• But the dot product $-\vec{p} \cdot \vec{U}$ is invariant, so $-\vec{p} \cdot \vec{U}$ is also the photon as observed at infinity
• At infinity, the observer is effectively stationary, so $U^{0}$ is the only nonzero component, $$U_0 = - \left(1 - \frac{2 M}{r} \right)^{1/2} \quad \mathrm{and} \quad g^{00} {U_{0}}^2 = -1$$ but this is just equal to $-\tilde{E} \approx [\varepsilon/(2M)]^{1/2}$, so $${\cal E} = - g^{00} p_0 U_0 = g^{00} U_0 E = E \left( \frac{\varepsilon}{2 M} \right)^{-1/2}$$ thus $E=\hbar/(8 M)$

• In fact, photons are emitted with a black body spectrum with a temperature $$T_H = \frac{\hbar}{8 \pi k_B M}$$ where the peak temperature is $E \approx 1.58 \hbar/(8 M)$.
• Negative energy photons decrease the black hole mass and thus increase its temperature
• Because the temperature is proportional to $1/M$ and the area is proportional to $M^2$, the luminosity goes like $M^{-2}$ and the lifetime like $M^3$.
• Not yet directly detected

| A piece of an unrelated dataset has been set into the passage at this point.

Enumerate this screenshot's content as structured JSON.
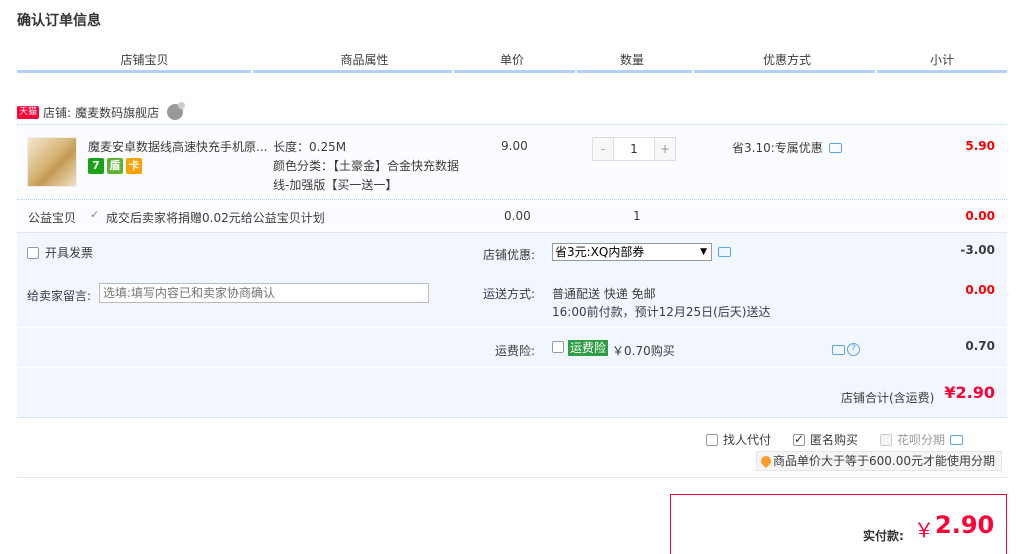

## Area theorem and Entropy

• From thermodynamics, $dE = T dS$, but the black hole's energy is just its mass and it's temperature is just it's inverse mass
• Thus the entropy is proportional to the area, and the full result is $S=k_B A/(4 \hbar)$
• Since $dA/dt \geq 0$, and the black hole's entropy always increases
• In usual units, $$S = \frac{k_B A}{4 \ell_P^2}$$ where $\ell_P$ is the Planck length $\ell_P = \sqrt{G \hbar/c^3}$